Some good stunt work and impressive pyrotechnics make sure to cement this one as the best contemporary action film from Hong Kong in 2010.
Plot: Two Hong Kong cops — each with a reputation for excessive force — team up to solve the murders of a prostitute and another policeman. Inspector Kee (Richie Jen) of the narcotics bureau approaches Captain Manfred (Leon Lai) about finding a street thug who lured Kee’s partner to his death. Manfred, however, already has his hands full covering up his partner’s relationship to a hooker who recently turned up dead. But when it becomes clear both cases are related, the two cops join forces.
Review: Dante Lam’s career started off with a bang, with a handful of films that had either a focus on different units of the police force or street-level Hong Kong crime stories.

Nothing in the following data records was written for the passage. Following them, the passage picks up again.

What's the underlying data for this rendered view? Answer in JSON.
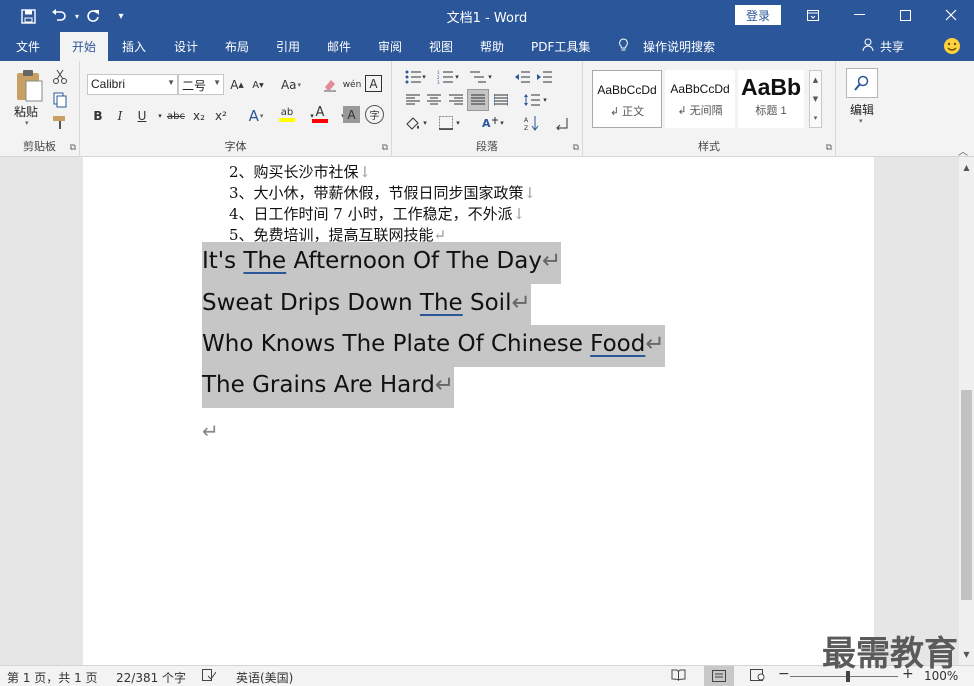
{
  "window": {
    "title": "文档1  -  Word",
    "login_label": "登录"
  },
  "quick_access": {
    "save_icon": "save-icon",
    "undo_icon": "undo-icon",
    "redo_icon": "redo-icon",
    "customize_icon": "customize-icon"
  },
  "window_controls": {
    "ribbon_options_icon": "ribbon-display-options-icon",
    "minimize_icon": "minimize-icon",
    "maximize_icon": "maximize-icon",
    "close_icon": "close-icon"
  },
  "tabs": [
    {
      "label": "文件"
    },
    {
      "label": "开始"
    },
    {
      "label": "插入"
    },
    {
      "label": "设计"
    },
    {
      "label": "布局"
    },
    {
      "label": "引用"
    },
    {
      "label": "邮件"
    },
    {
      "label": "审阅"
    },
    {
      "label": "视图"
    },
    {
      "label": "帮助"
    },
    {
      "label": "PDF工具集"
    }
  ],
  "active_tab": "开始",
  "tell_me": {
    "label": "操作说明搜索"
  },
  "share": {
    "label": "共享"
  },
  "ribbon": {
    "clipboard": {
      "label": "剪贴板",
      "paste_label": "粘贴"
    },
    "font": {
      "label": "字体",
      "font_name": "Calibri",
      "font_size": "二号",
      "bold": "B",
      "italic": "I",
      "underline": "U",
      "strike": "abc",
      "subscript": "x₂",
      "superscript": "x²",
      "grow": "A",
      "shrink": "A",
      "change_case": "Aa",
      "phonetic": "wén",
      "border_char": "A",
      "text_effects": "A",
      "highlight": "ab",
      "font_color": "A",
      "shading": "A",
      "enclose": "字",
      "highlight_color": "#ffff00",
      "font_color_value": "#ff0000"
    },
    "paragraph": {
      "label": "段落"
    },
    "styles": {
      "label": "样式",
      "items": [
        {
          "preview": "AaBbCcDd",
          "name": "正文"
        },
        {
          "preview": "AaBbCcDd",
          "name": "无间隔"
        },
        {
          "preview": "AaBb",
          "name": "标题 1"
        }
      ]
    },
    "editing": {
      "label": "编辑"
    }
  },
  "document": {
    "list_items": [
      "2、购买长沙市社保",
      "3、大小休，带薪休假，节假日同步国家政策",
      "4、日工作时间 7 小时，工作稳定，不外派",
      "5、免费培训，提高互联网技能"
    ],
    "line_break_mark": "↓",
    "para_mark": "↵",
    "selected_lines": [
      {
        "before": "It's ",
        "underlined": "The",
        "after": " Afternoon Of The Day"
      },
      {
        "before": "Sweat Drips Down ",
        "underlined": "The",
        "after": " Soil"
      },
      {
        "before": "Who Knows The Plate Of Chinese ",
        "underlined": "Food",
        "after": ""
      },
      {
        "before": "The Grains Are Hard",
        "underlined": "",
        "after": ""
      }
    ],
    "selection_color": "#c6c6c6"
  },
  "status": {
    "page": "第 1 页，共 1 页",
    "words": "22/381 个字",
    "language": "英语(美国)",
    "zoom": "100%",
    "zoom_minus": "−",
    "zoom_plus": "+"
  },
  "watermark": "最需教育"
}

He had also successfully done films in other genres as well, proving that he can do more than just action. He had also been known to have a fascination with tactical and military weaponry, so it was a blessing to the action genre that he staged a career comeback in 2008. Fire of Conscience was a great example of a combination of his more character-driven work and his bombastic big budget action.
Leon Lai and Richie Ren play two men who ultimately are at odds with one another, and the film does go one level deeper with some intriguing stuff about both characters having their destinies determined by their birth year, the Year of the Dragon, with the film culminating during the Tai Hang Fire Dragon Dance. The action is definitely above average with one standout scene being the teahouse shootout.

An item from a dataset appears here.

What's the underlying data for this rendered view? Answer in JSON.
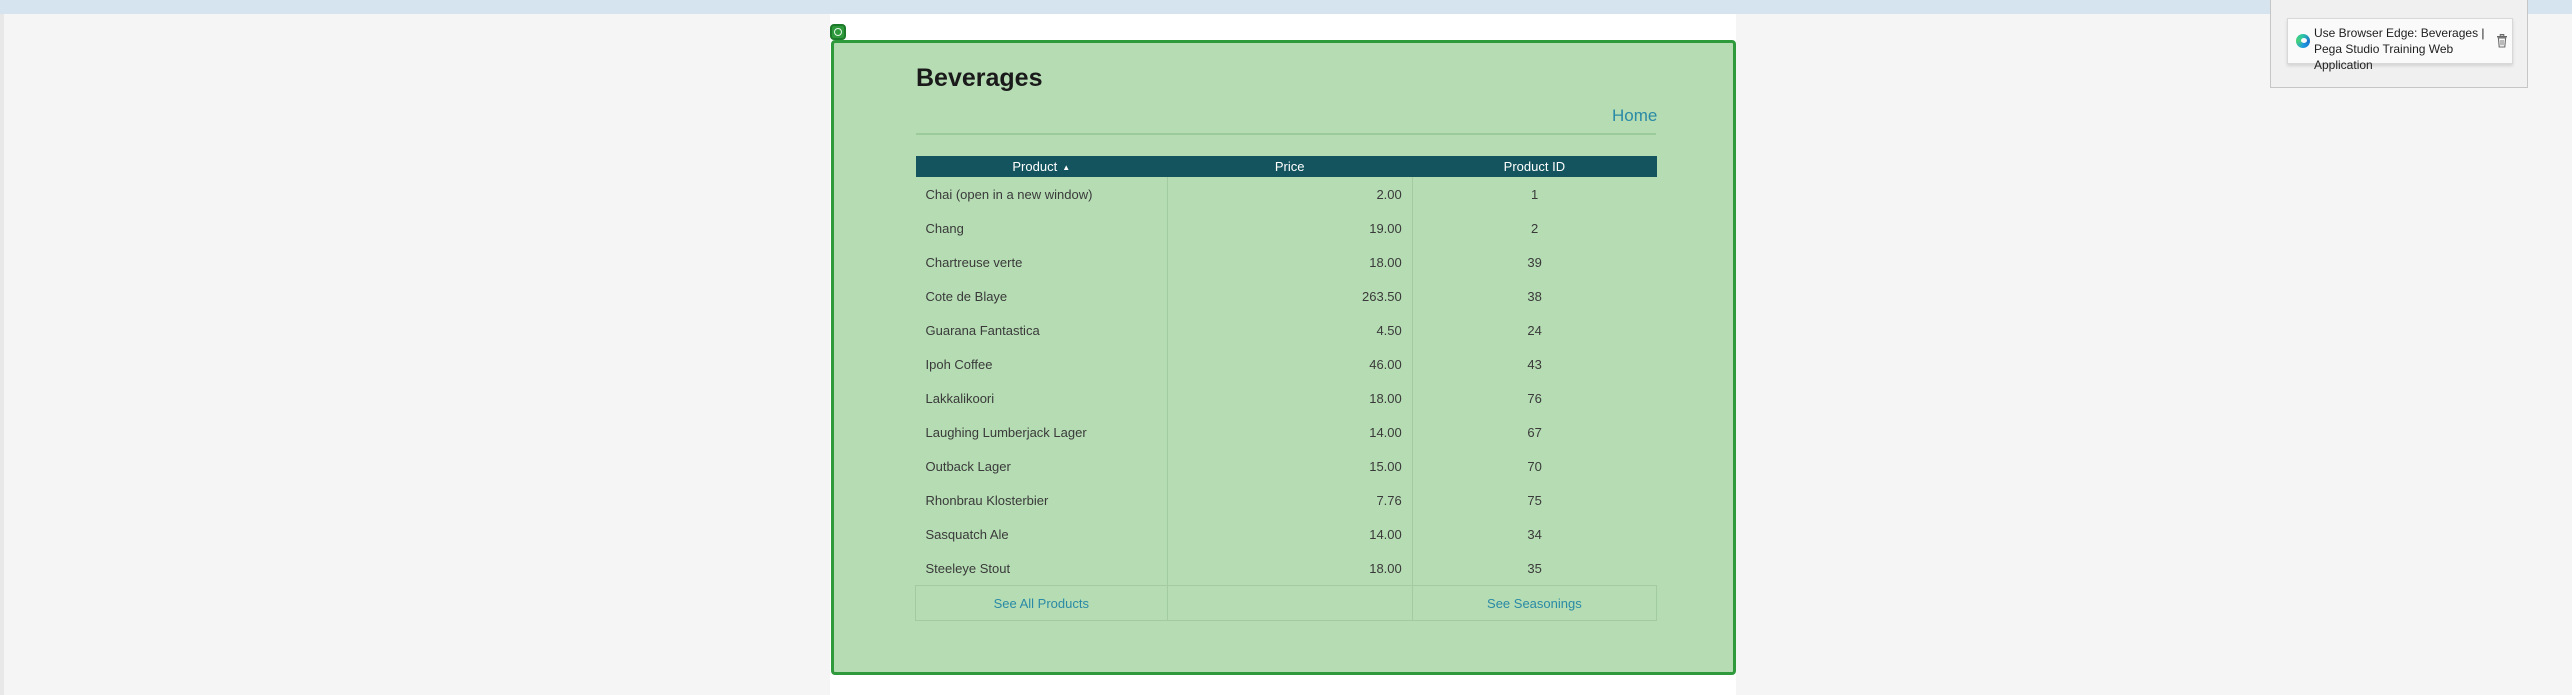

This was a real slick scene, with tight editing and great sound effects work. Lots of nods to John Woo and Hard Boiled! Some good stunt work and several grenades being used to up the pyrotechnics make sure to cement this one as the best contemporary action film from Hong Kong in 2010.

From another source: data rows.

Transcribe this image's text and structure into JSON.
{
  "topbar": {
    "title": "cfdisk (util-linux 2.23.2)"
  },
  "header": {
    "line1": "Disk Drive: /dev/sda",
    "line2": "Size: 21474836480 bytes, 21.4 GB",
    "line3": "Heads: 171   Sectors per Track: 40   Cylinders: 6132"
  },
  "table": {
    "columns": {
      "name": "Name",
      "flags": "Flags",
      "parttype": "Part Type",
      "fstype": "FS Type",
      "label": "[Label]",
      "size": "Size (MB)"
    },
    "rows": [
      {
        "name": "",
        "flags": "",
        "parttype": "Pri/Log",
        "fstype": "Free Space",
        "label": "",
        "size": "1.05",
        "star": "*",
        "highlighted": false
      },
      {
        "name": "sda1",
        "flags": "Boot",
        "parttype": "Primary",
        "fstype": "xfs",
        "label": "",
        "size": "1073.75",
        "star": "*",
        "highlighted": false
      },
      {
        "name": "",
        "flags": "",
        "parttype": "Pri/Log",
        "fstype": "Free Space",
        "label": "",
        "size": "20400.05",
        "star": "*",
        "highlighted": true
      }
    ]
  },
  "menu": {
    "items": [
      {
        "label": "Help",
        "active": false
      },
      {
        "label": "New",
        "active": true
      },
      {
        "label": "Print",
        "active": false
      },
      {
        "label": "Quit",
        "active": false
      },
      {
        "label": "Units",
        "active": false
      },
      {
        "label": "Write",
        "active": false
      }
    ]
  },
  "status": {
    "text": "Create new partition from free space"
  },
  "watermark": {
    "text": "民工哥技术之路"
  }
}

On it’s 10-year anniversary, I re-watched it last night, and I enjoyed it more than ever! It’s time for Dante Lam to do another film like this!